"The Lord used me. With this award, the world Baptist family reaffirms its vocation for justice, the respect for human rights, and human dignity," Edgar Palacios says. (Photo: BWA)
The council forms part of the BWA annual gathering that was held from July 2-7 in Santiago.
Palacios was hailed as a pastor and leader, teacher and theologian, and as a pioneer educator.
Referred to as a respected peacemaker, he received special recognition for helping to negotiate peace in El Salvador during the civil war of 1980-92 and for working for the social well-being of the marginalized in Central America and in North America.
In his quest to bring peace to El Salvador, Palacios testified before the United Nations, the Organization of American States and the United States Congress on the situation in El Salvador.

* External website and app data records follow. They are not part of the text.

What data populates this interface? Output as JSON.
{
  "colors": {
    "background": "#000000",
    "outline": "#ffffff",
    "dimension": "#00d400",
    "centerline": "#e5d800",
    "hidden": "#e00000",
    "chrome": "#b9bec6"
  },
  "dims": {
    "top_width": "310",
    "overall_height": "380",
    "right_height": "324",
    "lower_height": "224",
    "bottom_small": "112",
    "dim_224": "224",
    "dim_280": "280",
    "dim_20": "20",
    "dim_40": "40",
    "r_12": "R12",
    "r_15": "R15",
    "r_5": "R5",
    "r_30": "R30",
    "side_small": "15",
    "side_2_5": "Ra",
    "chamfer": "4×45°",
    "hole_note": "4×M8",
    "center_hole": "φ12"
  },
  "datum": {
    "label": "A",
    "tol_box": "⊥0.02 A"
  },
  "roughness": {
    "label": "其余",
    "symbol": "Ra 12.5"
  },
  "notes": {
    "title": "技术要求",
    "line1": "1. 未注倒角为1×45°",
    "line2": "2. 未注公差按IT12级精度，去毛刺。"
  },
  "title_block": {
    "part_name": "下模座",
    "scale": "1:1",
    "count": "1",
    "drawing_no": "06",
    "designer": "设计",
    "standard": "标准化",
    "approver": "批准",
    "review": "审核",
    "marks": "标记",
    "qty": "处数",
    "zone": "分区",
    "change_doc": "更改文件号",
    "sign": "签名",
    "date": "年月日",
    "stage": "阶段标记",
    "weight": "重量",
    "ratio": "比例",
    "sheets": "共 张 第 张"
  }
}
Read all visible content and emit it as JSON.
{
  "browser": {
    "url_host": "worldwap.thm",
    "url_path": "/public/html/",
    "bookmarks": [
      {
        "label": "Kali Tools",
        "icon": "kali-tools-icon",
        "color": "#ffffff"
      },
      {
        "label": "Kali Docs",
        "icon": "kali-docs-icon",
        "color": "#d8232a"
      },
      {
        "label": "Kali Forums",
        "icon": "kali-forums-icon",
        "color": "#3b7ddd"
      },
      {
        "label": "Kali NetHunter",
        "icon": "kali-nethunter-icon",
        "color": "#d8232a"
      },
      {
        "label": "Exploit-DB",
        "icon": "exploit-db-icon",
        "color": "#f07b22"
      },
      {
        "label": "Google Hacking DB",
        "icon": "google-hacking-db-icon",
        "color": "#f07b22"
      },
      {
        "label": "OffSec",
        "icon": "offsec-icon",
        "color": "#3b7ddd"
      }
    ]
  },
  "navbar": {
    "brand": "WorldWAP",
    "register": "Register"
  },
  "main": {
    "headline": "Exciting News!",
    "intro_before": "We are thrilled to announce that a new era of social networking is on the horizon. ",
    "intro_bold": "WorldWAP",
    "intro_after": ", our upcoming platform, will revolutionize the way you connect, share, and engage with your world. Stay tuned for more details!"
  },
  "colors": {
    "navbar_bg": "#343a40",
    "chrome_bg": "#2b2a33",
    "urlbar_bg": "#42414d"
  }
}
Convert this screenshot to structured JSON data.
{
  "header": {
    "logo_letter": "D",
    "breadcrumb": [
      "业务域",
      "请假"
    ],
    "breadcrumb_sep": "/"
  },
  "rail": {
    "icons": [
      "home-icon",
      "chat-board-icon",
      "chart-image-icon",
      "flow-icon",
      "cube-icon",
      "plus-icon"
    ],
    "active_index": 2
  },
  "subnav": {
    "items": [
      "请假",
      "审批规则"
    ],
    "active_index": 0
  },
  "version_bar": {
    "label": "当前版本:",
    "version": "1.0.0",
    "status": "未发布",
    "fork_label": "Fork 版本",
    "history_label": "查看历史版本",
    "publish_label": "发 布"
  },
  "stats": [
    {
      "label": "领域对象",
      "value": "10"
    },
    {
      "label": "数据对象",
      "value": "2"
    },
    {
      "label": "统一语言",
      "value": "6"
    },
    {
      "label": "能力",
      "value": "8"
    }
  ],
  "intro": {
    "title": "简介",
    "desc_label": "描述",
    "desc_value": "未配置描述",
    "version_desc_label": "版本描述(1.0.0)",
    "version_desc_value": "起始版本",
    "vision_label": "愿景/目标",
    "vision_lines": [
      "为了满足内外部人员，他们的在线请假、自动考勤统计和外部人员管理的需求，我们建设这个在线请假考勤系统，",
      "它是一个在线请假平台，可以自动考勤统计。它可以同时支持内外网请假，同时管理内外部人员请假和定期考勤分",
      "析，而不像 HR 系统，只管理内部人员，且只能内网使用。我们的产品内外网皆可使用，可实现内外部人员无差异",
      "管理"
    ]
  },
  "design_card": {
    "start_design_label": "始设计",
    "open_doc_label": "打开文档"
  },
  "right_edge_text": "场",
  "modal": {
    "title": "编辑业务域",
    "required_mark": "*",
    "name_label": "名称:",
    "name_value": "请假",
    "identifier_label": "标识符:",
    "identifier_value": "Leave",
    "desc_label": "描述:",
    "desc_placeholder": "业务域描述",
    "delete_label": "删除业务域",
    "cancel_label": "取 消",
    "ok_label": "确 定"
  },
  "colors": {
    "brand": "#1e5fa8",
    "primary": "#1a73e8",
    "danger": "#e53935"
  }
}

He served as co-president of a peace conference on El Salvador in the Netherlands.
Among other things, Palacios was coordinator and executive director of the Permanent Committee of the National Debate for Peace in El Salvador (CPDN), was executive secretary of the National Council of Churches of El Salvador, and a representative of the Historical Protestant Churches of El Salvador.
Currently a pastor at Calvary Baptist Church in Washington, D.C., Palacios served pastorates in El Salvador and Mexico and co-founded the Lutheran University of El Salvador.
In his response, Palacios paid tribute to "the heroism and courage of hundreds of leaders of the Salvadorian people that worked with the CPDN, who gave their lives and talents to achieve justice and peace."
He made special mention of Medardo Gómez, Lutheran bishop of El Salvador, "my friend," who supported the struggle for peace in El Salvador.
He recalled the role played by his late wife, Amparo, a Mexican by birth, but whose "heart was for El Salvador and Latin America."
He lauded her efforts to influence the U.N. and the United States Congress to ensure that those who suffered had a voice "in these centers of power."
"I was only a servant," Palacios told the roughly 300 Baptist leaders and delegates that had gathered from some 40 countries around the world.
"The Lord used me. With this award, the world Baptist family reaffirms its vocation for justice, the respect for human rights, and human dignity."
For more information about the annual gathering in Chile, visit the BWA website at BWAnet.org.